I begin reshaping my approach to therapy around the idea of control. I teach my clients to notice when they’re monkeytrapped – i.e., caught in situations which tempt them to control what they cannot control, to hold on when they should let go.
I start a blog called Monkeytraps. I write posts about control addiction and ways to recover from it. I write posts about my own addiction, and the part I think of as my inner monkey, whom I name Bert.
People read the blog and write comments. “You’re writing about me,” is a familiar reply.
And the new therapy seems to work. I am struck by how many clients tell me, as they become less controlling, “It’s so much easier.”
I decide to write a book.
Monkeytraps: Why Everybody Tries to Control Everything and How We Can Stop was published in December 2015.
It’s based on four lessons I learned from my study and clinical work:
(1) We are all addicted to control.
(2) This addiction causes most emotional problems.
(3) Behind all controlling is the wish to control feelings.
(4) There are better ways to handle feelings than control.
I call these lessons the Four Laws of control, since they seem true of everyone I meet and seem to operate pretty invariably.
We can’t help but follow these laws, whether we realize it or not.
Just as, whether we realize it or not, we can’t avoid living lives shaped by the universal addiction.
 Sharon Wegscheider-Cruse, ChoiceMaking: For co-dependents, adult children and spirituality seekers (Health Communications, 1985).
 Robert Subby, Lost in the shuffle: The co-dependent reality, quoted in Whitfield (see below).
 Charles Whitfield, Co-dependence: Healing the human condition (Health Communications, 1991).
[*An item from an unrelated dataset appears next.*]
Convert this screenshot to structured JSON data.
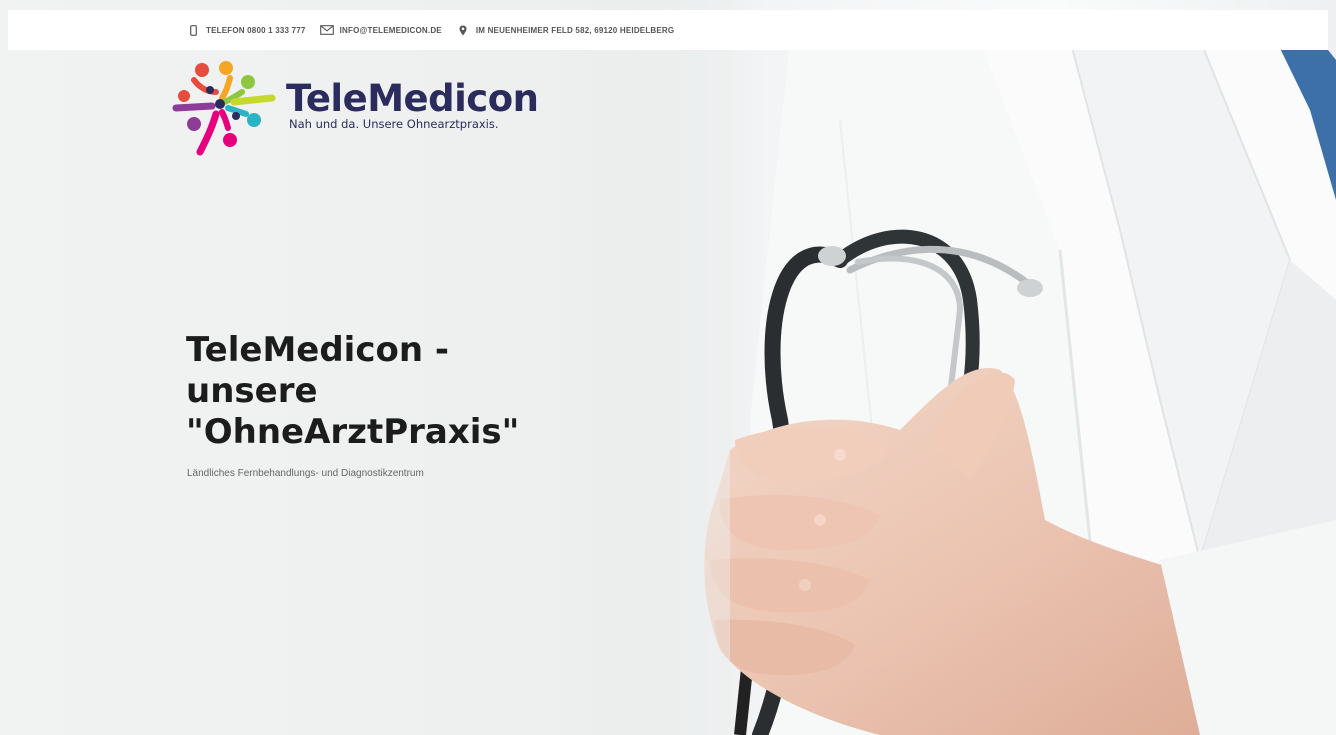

 Timmen Cermak, Diagnosing and treating co-dependence (Johnson Institute, 1986).
 Melody Beattie, Codependent no more (Harper/Hazelden, 1987).